For the records below, report how many lines include "Print", with no accompanying text.

--------------------

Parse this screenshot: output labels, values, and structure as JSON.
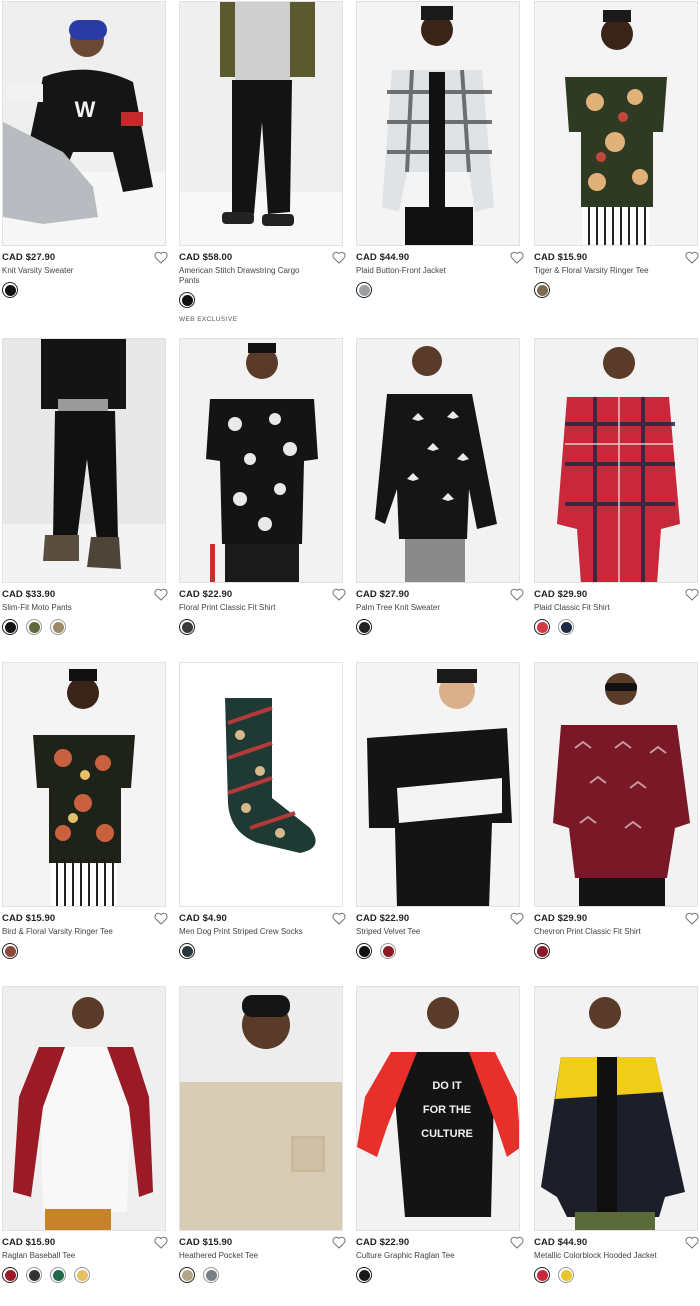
{
  "products": [
    {
      "price": "CAD $27.90",
      "name": "Knit Varsity Sweater",
      "swatches": [
        "#111111"
      ],
      "badge": ""
    },
    {
      "price": "CAD $58.00",
      "name": "American Stitch Drawstring Cargo Pants",
      "swatches": [
        "#111111"
      ],
      "badge": "WEB EXCLUSIVE"
    },
    {
      "price": "CAD $44.90",
      "name": "Plaid Button-Front Jacket",
      "swatches": [
        "#9a9fa3"
      ],
      "badge": ""
    },
    {
      "price": "CAD $15.90",
      "name": "Tiger & Floral Varsity Ringer Tee",
      "swatches": [
        "#7d6a52"
      ],
      "badge": ""
    },
    {
      "price": "CAD $33.90",
      "name": "Slim-Fit Moto Pants",
      "swatches": [
        "#111111",
        "#5d6a3a",
        "#a08a66"
      ],
      "badge": ""
    },
    {
      "price": "CAD $22.90",
      "name": "Floral Print Classic Fit Shirt",
      "swatches": [
        "#3a3a3a"
      ],
      "badge": ""
    },
    {
      "price": "CAD $27.90",
      "name": "Palm Tree Knit Sweater",
      "swatches": [
        "#222222"
      ],
      "badge": ""
    },
    {
      "price": "CAD $29.90",
      "name": "Plaid Classic Fit Shirt",
      "swatches": [
        "#d23a44",
        "#1e2a44"
      ],
      "badge": ""
    },
    {
      "price": "CAD $15.90",
      "name": "Bird & Floral Varsity Ringer Tee",
      "swatches": [
        "#8a4a3a"
      ],
      "badge": ""
    },
    {
      "price": "CAD $4.90",
      "name": "Men Dog Print Striped Crew Socks",
      "swatches": [
        "#2a3a3a"
      ],
      "badge": ""
    },
    {
      "price": "CAD $22.90",
      "name": "Striped Velvet Tee",
      "swatches": [
        "#111111",
        "#8a1a26"
      ],
      "badge": ""
    },
    {
      "price": "CAD $29.90",
      "name": "Chevron Print Classic Fit Shirt",
      "swatches": [
        "#8a1a2a"
      ],
      "badge": ""
    },
    {
      "price": "CAD $15.90",
      "name": "Raglan Baseball Tee",
      "swatches": [
        "#9a1a26",
        "#333333",
        "#1e6a4a",
        "#e8c060"
      ],
      "badge": ""
    },
    {
      "price": "CAD $15.90",
      "name": "Heathered Pocket Tee",
      "swatches": [
        "#b5a58a",
        "#7a8088"
      ],
      "badge": ""
    },
    {
      "price": "CAD $22.90",
      "name": "Culture Graphic Raglan Tee",
      "swatches": [
        "#1a1a1a"
      ],
      "badge": ""
    },
    {
      "price": "CAD $44.90",
      "name": "Metallic Colorblock Hooded Jacket",
      "swatches": [
        "#c8283a",
        "#e8c52a"
      ],
      "badge": ""
    }
  ],
  "graphics": {
    "culture_tee_text": [
      "DO IT",
      "FOR THE",
      "CULTURE"
    ],
    "sweater_letter": "W"
  },
  "icons": {
    "favorite": "heart-outline-icon"
  },
  "colors": {
    "text": "#222222",
    "muted": "#444444",
    "photo_bg": "#ececec"
  }
}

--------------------

### Solution for this problem
3